Currently legislators in 11 states, prompted by citizen urging, have introduced bills banning the practice of mountaintop coal removal in their states. The list includes most states of the Appalachian mountain range, including Kentucky and West Virginia where the practice has been most prevalent.

On the more ‘radical’ end of the dilemma, many environmental action groups have lent their voices and support to the MTM issue. What began as a local issue has ballooned into a national one as opponents of MTM have systematically practiced acts of civil disobedience in order to spread their message.

The environmental action group Climate Ground Zero conducted a sit-in protest at one of MTM’s working sites for nine days before being arrested for disruption of a work site. Members of several other protest groups, including the more locally focused group Radical Action for Mountain People’s Survival, have climbed and occupied trees on blasting sites to spread awareness about the issue. The strategy has two tiers — not only do such protests stall construction, but they also gives time for those on the ground to pursue legal recourse. Some have remained in the trees for up to 30 days.

As far as legislation goes, the MTM issue has been an ongoing tug-of-war for federal agencies, environmental groups, state laws, and mining companies. So far the coal companies and their deep pockets seem to be given more leeway.

While some will decry what may seem to be just the latest fad in the environmentalist preoccupation, a closer look at the real effects of mountaintop coal removal on our fellow Americans living in these regions, as well as the undeniably gross alteration of Appalachian’s physical landscape will likely reveal the issue as one to take seriously.

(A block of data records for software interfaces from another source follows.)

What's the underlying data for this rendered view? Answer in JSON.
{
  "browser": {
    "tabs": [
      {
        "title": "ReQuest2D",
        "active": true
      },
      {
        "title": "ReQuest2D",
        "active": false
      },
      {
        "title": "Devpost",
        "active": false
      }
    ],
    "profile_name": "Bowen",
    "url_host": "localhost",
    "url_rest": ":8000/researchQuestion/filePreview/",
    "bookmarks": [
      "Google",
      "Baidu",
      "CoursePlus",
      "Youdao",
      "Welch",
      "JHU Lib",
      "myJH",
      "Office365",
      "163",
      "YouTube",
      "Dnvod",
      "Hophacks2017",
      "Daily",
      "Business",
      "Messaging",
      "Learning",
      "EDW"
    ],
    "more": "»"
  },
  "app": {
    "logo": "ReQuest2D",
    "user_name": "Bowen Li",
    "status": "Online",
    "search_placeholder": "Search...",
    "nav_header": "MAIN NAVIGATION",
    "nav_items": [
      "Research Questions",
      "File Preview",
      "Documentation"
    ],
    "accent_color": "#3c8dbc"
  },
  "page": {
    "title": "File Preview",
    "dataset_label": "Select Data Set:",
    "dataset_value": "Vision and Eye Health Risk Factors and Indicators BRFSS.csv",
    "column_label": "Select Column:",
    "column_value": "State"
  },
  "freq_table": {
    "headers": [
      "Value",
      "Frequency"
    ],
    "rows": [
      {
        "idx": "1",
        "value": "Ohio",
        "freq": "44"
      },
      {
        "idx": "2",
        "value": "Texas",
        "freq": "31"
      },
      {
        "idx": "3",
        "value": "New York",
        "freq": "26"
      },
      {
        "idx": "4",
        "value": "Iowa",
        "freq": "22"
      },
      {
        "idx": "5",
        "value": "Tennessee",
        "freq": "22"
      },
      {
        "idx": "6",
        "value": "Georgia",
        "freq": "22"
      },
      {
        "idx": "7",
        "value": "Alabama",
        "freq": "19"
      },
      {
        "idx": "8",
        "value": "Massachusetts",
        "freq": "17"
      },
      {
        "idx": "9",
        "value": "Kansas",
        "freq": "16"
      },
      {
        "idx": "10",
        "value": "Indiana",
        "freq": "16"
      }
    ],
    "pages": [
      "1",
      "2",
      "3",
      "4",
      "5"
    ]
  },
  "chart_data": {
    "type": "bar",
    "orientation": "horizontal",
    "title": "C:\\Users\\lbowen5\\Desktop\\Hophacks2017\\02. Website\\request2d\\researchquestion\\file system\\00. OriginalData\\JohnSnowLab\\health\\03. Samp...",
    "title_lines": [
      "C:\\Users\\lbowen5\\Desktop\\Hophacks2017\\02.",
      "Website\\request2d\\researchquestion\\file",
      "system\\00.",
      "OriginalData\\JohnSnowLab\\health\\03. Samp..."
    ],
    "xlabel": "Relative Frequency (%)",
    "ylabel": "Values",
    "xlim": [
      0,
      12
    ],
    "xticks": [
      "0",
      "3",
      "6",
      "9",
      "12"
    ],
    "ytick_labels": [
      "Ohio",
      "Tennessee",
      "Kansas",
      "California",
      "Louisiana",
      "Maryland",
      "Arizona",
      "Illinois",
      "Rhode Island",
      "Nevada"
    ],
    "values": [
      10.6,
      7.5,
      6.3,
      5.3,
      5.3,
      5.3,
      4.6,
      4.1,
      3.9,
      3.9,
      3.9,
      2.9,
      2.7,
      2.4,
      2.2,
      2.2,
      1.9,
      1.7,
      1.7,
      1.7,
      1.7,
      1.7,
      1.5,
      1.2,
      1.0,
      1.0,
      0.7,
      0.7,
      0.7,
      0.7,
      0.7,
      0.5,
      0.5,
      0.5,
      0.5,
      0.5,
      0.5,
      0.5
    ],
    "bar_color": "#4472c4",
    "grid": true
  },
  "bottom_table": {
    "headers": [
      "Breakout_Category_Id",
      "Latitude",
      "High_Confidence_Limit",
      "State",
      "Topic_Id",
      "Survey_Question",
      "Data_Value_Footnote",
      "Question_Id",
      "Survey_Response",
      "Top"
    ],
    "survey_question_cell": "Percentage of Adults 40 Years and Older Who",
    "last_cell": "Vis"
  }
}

The issue of mountaintop coal mining has been called a democracy issue: A clash over the rights of everyman to have access to the common resources, in this case clean air and water, against the bulldozing actions of big business. Who will win this fight is unclear at the moment, but if the practice of mountaintop coal mining is allowed to continue amidst the dedicated and continuous voice of a majority opposition, we as a country have relinquished our dearest value.

recommendations